When it comes to reading, I’m a literalist.
Reading is done by a reader who decodes a sequence of written symbols – a condition notably absent in other narrative media such as audiobooks or film.
So what’s a literalist to do when confronted by a book without words? Shaun Tan’s The Arrival is an essentially wordless piece of narrative sequential art that I found both vibrant and moving. I got to hear Tan explain his work at a slideshow presentation during the Vancouver International Writers & Readers Festival in 2008. What follows are my notes on his talk, mixed with my own impressions after “reading” his book.
For someone who tells a story without using words, Tan is wonderfully articulate about his artistic vision and the techniques he uses to achieve it. The Arrival, he says, is informed by historic photography, the photo album, silent film, the graphic novel, and a sort of sea-world surrealism. His art is grounded in images from real life which he then adapts to make slightly strange in order to challenge our assumptions and cause us to slow down and look more deeply. The Arrival is largely about the immigrant experience, and it addresses such issues as identity, political oppression, displacement, community, and miscommunication. At times, Tan uses fantastic visual metaphors to communicate these themes, such as a tadpole-inspired creature to signify metamorphosis or ambivalence regarding community and environment. He says images can express things that are hard to articulate or that touch preliterate emotions; for example, children often cannot say what it is that’s bothering them, but they can illustrate it in a drawing. He said he tries to present the book as a world itself – not just a representation of the world as we know it.

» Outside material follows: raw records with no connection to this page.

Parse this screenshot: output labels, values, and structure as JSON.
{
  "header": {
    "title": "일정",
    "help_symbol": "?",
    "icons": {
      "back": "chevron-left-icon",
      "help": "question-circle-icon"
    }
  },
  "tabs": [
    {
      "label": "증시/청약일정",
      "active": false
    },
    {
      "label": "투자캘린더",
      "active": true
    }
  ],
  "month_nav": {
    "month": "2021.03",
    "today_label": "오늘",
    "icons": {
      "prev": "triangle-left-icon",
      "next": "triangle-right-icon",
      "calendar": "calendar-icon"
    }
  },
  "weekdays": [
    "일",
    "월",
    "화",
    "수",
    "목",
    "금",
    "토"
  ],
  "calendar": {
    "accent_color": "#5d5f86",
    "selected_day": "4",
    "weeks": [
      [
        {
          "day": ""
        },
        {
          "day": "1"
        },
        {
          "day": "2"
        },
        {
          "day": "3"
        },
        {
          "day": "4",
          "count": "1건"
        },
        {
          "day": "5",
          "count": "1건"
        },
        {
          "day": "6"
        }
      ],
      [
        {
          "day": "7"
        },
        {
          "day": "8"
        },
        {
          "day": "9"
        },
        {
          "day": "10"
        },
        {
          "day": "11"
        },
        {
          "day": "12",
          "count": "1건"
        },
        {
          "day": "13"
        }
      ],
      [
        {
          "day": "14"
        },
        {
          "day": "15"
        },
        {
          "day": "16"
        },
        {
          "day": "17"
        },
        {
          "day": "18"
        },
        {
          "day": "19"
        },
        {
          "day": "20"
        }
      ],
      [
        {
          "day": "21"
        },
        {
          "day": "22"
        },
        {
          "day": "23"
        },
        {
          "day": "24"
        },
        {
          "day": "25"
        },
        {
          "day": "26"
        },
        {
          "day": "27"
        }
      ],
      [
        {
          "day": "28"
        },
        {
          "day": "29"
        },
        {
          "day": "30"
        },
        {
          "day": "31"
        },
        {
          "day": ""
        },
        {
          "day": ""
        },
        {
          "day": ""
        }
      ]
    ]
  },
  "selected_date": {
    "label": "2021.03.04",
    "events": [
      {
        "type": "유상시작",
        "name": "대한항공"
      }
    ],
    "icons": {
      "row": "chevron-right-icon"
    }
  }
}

Tan noted that his book does have words – in his own invented alphabet – and the importance of being able to read comes up more than once in his story. But even without his linguistic symbols, this literalist would urge you to take a look at his remarkable book.
On a related note, Seattle’s The Stranger has awarded Jim Woodring its 2010 Genius Award in Literature for his book Weathercraft, noting that it is the first wordless book to win the award. I’m just now introducing myself to Woodring’s extraordinary artwork through a companion volume, The Frank Book.
Woodring’s often freakish and disturbing dreamscapes present a fantastic world with Moorish-style architecture and a variety of characters drawn in distinctly different ways. Frank, who looks somewhat like a Mickey Mouse woodchuck, bumbles aimlessly about his unpredictable world, sometimes in the company of the toaster-like Pupshaw and Pushpaw (who share a certain affinity with Shaun Tan’s tadpole-like creation mentioned above). Other characters include geometric chickens, Manhog, and floating oddities that resemble elasticized venetian glass bottle stoppers. These wordless stories include down-the-rabbit-hole escapades, out-of-thin-air manifestations, strange metamorphoses, and the consumption and expulsion of various life forms.
Ultimately, it’s a world too weird for words – you just have to see it for yourself.
UPDATE: November 5, 2010
I failed to mention the amazing woodcut novels of Lynd Ward. A 1966 reprint of his 1929 book Gods’ Man has been in the library collection for decades, and we just recently purchased the brand new two-volume Library of America set that contains all six of Ward’s woodcut stories. Gods’ Man was released the same week as the 1929 stock market crash and it is the first of six woodcut novels he was to release up until the beginning of World War II. You owe yourself a look at these.